“You must be crazy.”
I’ve lost count of the times I’ve heard that phrase since first bidding farewell to sunny Los Angeles five years ago to embrace the bitter cold of New England. Although born in New York, I grew up mainly in southern California; the proverbial land of movie magic and sunshine. But I never felt at home on the warm Pacific shores. Instead, I dreamed of returning to the east coast, though not to New York, which for me wasn’t quite the right aesthetic, either. I was, somehow, a New England girl, for reasons as mysterious to me as they apparently were to everyone else. To paraphrase Nabokov, I had a case of “nostalgia in reverse,” the longing for a land in which I had never lived but felt convinced was that most elusive of places: home.
After spending a few years on Cape Cod, I chose to move to Vermont for reasons perfectly articulated by Down Home Kitchen’s Mary Alice Proffitt in our cover story: I could imagine my life here. Vermont’s enchantment of colors, from the clear radiance of its blue skies to the reds, yellows, greens, and purples of its famous autumn leaves and the promise of a more thoughtful way of life sold me on my very first visit. There’s a purity and timelessness to Vermont I’d been looking for my entire life but had feared only existed in eras gone by.
In departing Los Angeles, I also sought to leave behind the smoke-and-mirrors entertainment industry where I’d experienced success but no real joy. (Cue another chorus of “you must be crazy.”). While working as a busy indie film studio writer and publicist in LA, I never failed to pursue community journalism on the side. My passion was for local news; stories about everyday people confronting extraordinary circumstances. Community journalism is, for me, a treasure hunt of sorts—the search for a glittering gem of a story hidden within the deceptively ordinary routine of everyday life. The satisfaction of shining a light on important issues overlooked by bigger news outlets felt meaningful to me in a way other types of writing did not.
I applied to become editor-in-chief of The Bridge because it represented the dream job I had long waited for. The Bridge staff and its board members, including the wonderful Friends of the Bridge, are among the most talented, dedicated, and principled folks I’ve ever had the joy to encounter, never mind work with.

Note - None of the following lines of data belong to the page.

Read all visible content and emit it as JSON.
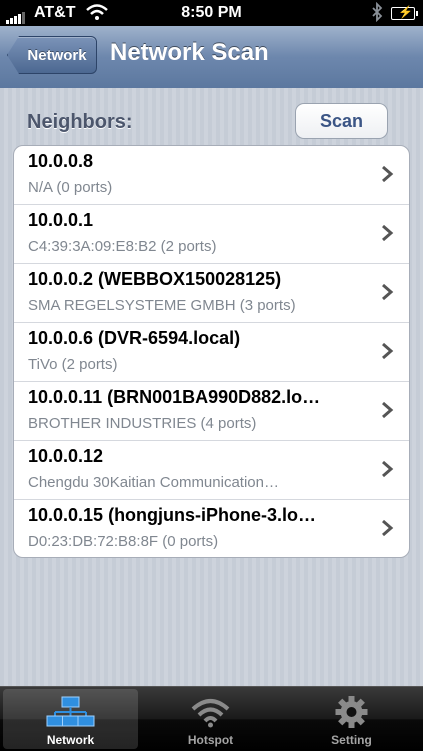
{
  "status_bar": {
    "carrier": "AT&T",
    "time": "8:50 PM"
  },
  "nav": {
    "back_label": "Network",
    "title": "Network Scan"
  },
  "section": {
    "header": "Neighbors:",
    "scan_label": "Scan"
  },
  "neighbors": [
    {
      "title": "10.0.0.8",
      "subtitle": "N/A (0 ports)"
    },
    {
      "title": "10.0.0.1",
      "subtitle": "C4:39:3A:09:E8:B2 (2 ports)"
    },
    {
      "title": "10.0.0.2 (WEBBOX150028125)",
      "subtitle": "SMA REGELSYSTEME GMBH (3 ports)"
    },
    {
      "title": "10.0.0.6 (DVR-6594.local)",
      "subtitle": "TiVo (2 ports)"
    },
    {
      "title": "10.0.0.11 (BRN001BA990D882.lo…",
      "subtitle": "BROTHER INDUSTRIES (4 ports)"
    },
    {
      "title": "10.0.0.12",
      "subtitle": "Chengdu 30Kaitian Communication…"
    },
    {
      "title": "10.0.0.15 (hongjuns-iPhone-3.lo…",
      "subtitle": "D0:23:DB:72:B8:8F (0 ports)"
    }
  ],
  "tabs": [
    {
      "label": "Network",
      "icon": "network-icon",
      "active": true
    },
    {
      "label": "Hotspot",
      "icon": "wifi-icon",
      "active": false
    },
    {
      "label": "Setting",
      "icon": "gear-icon",
      "active": false
    }
  ],
  "colors": {
    "nav_bar": "#6d87ad",
    "accent": "#3b5585",
    "tab_active_icon": "#2f8fe0"
  }
}
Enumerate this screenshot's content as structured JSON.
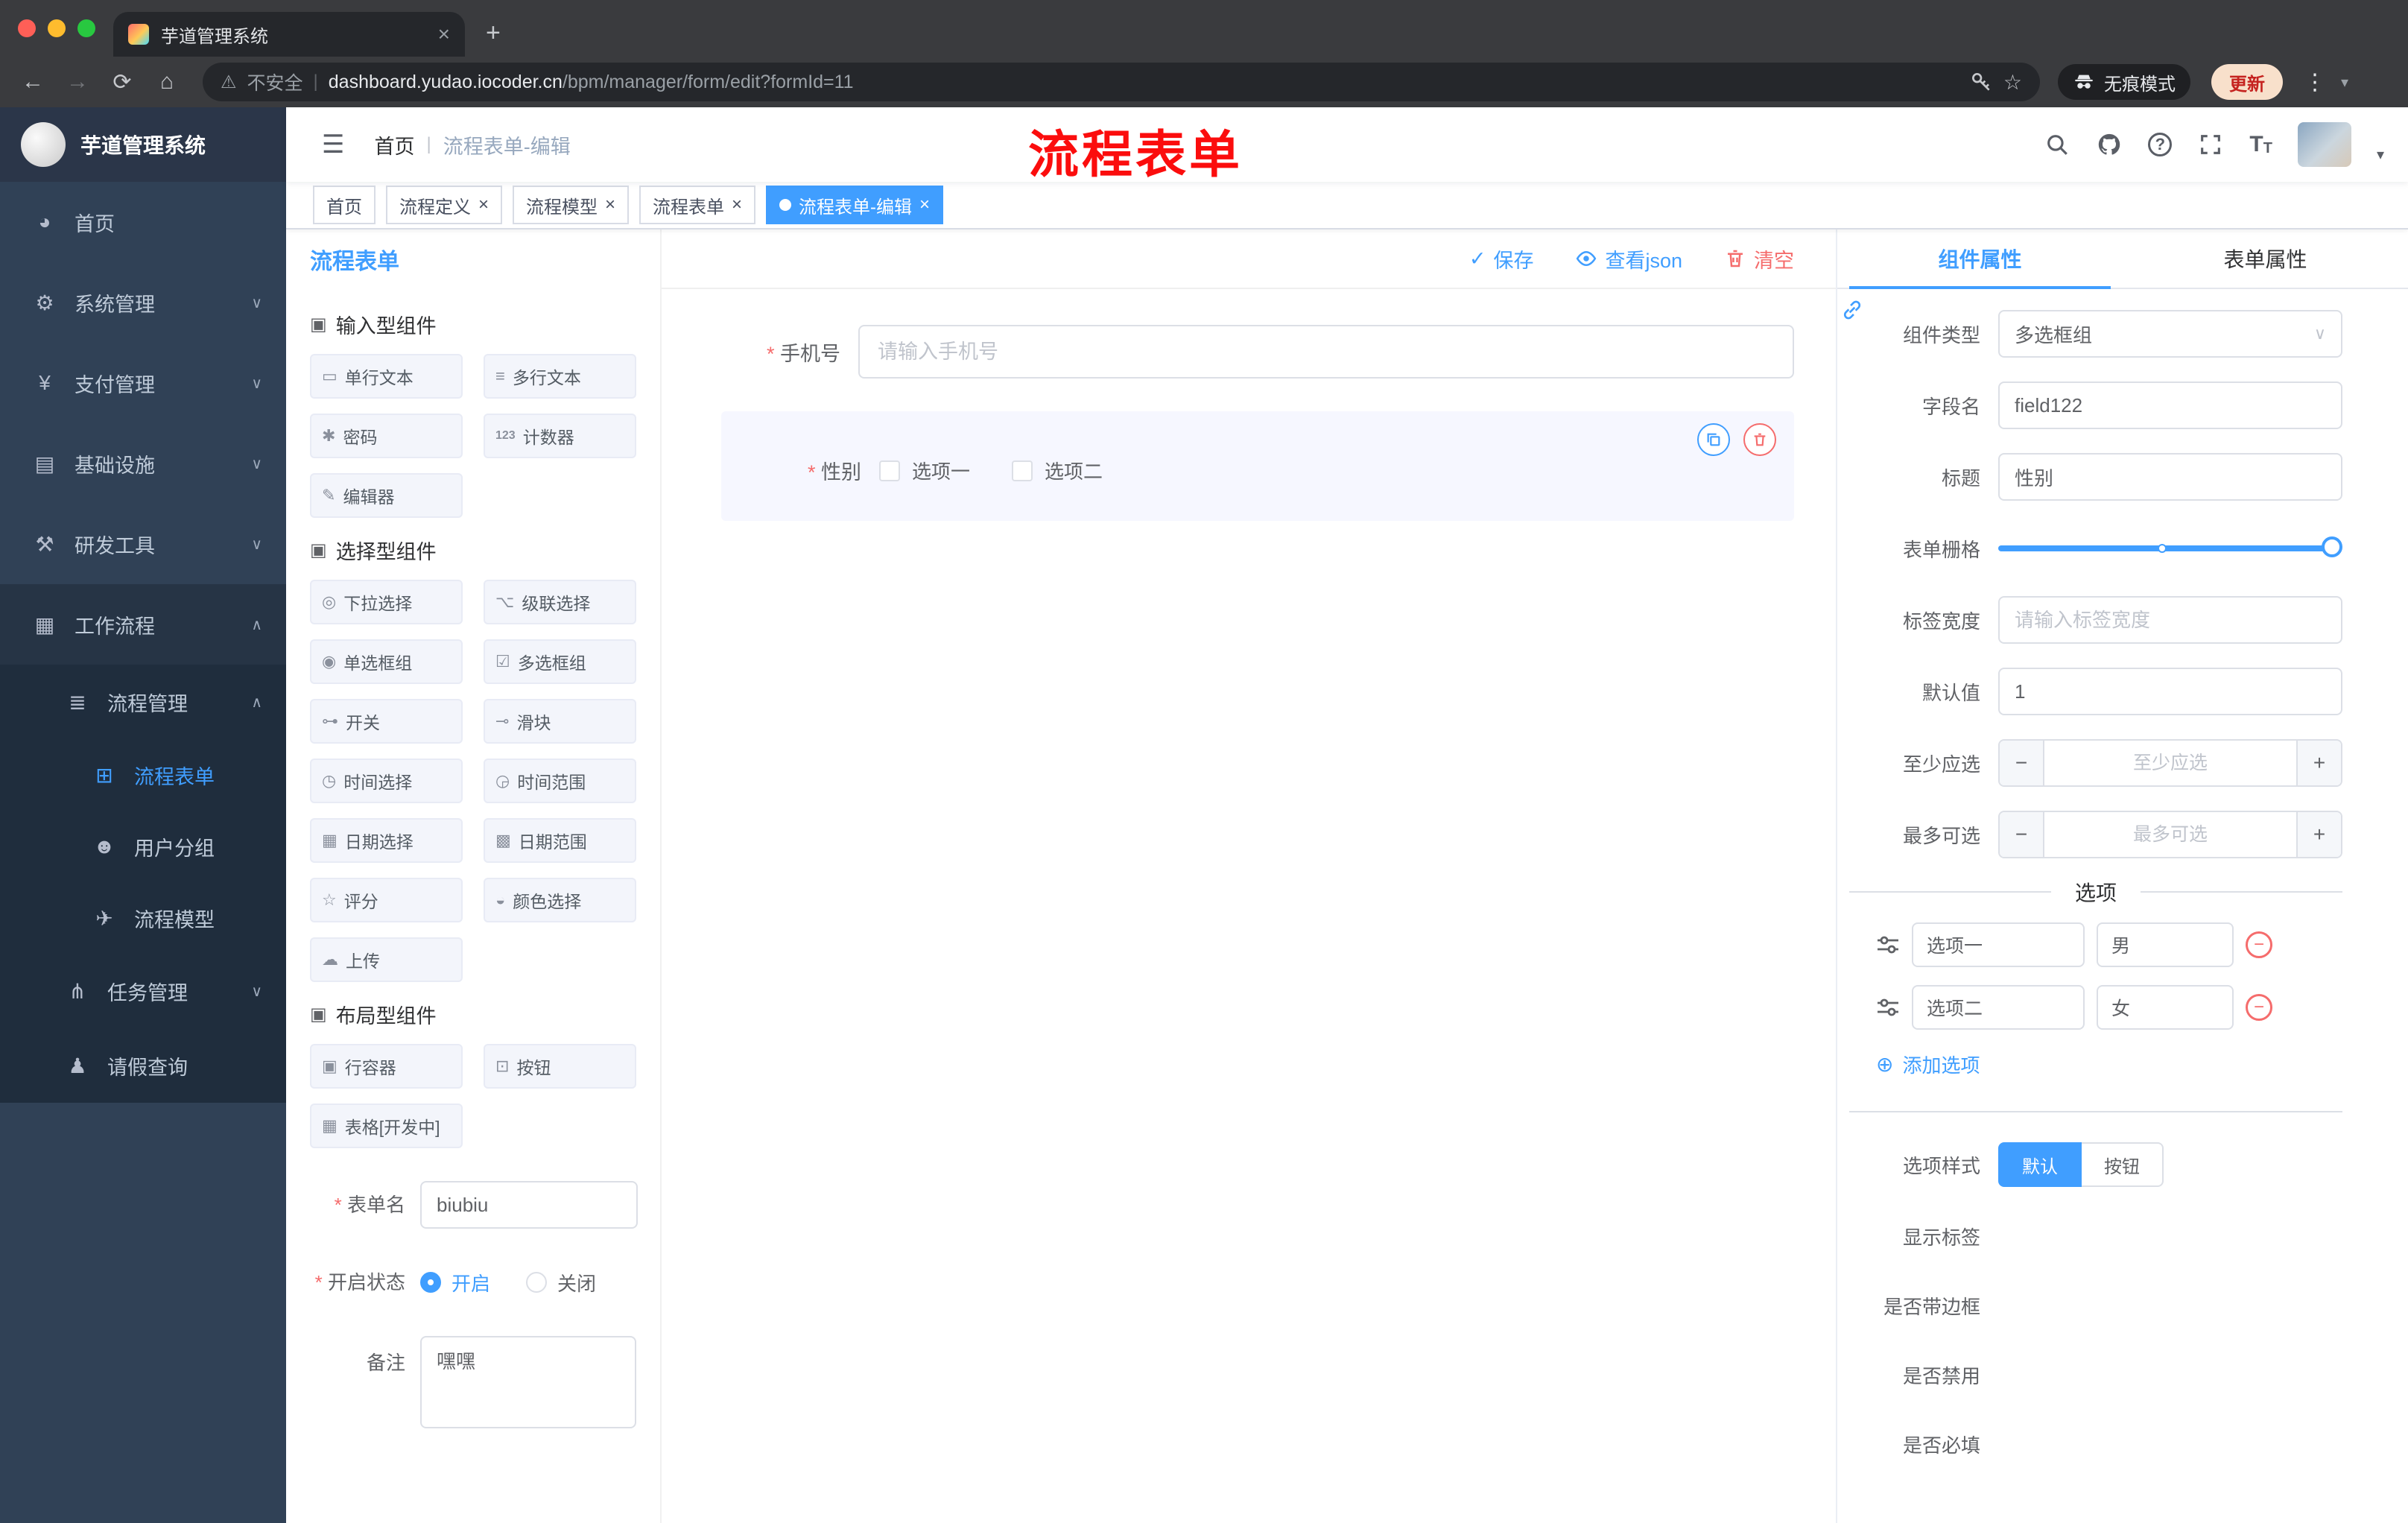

The vision I bring to this position is informed by my experiences in both news reporting and, yes, entertainment. Because while I value the tradition and purity of the Vermont lifestyle, certain practical considerations in today’s news and media landscape cannot be ignored. The Bridge has scrimped and saved mightily to get our new website up and running, and in 2020 our readers can expect many new features, both informative and entertaining, and a wider variety of stories on montpelierbridge.org. As editor-in-chief, I hope to personally get to know as many of you as I can, and I encourage you to reach out with your feedback—positive and negative—about the stories we run and anything else that’s on your mind. The Bridge is here to be your voice, and we couldn’t exist without your ongoing support and engagement.
When the internet first came on the scene, many predicted the demise of community newspapers (and some predicted the demise of print journalism, period). But research has shown that when a town loses its newspaper, its residents largely lose their sense of connection to each other. We are deeply grateful that you continue to support The Bridge and our steadfast mission to provide just that: a bridge to connect Central Vermont residents to a bigger, greater sense of community.
I want to thank the board members of The Bridge for trusting me with leading this wonderful paper and for allowing me the opportunity to begin this new decade doing what I love most.
Happy New Year to everyone—and let the roaring ‘20s begin!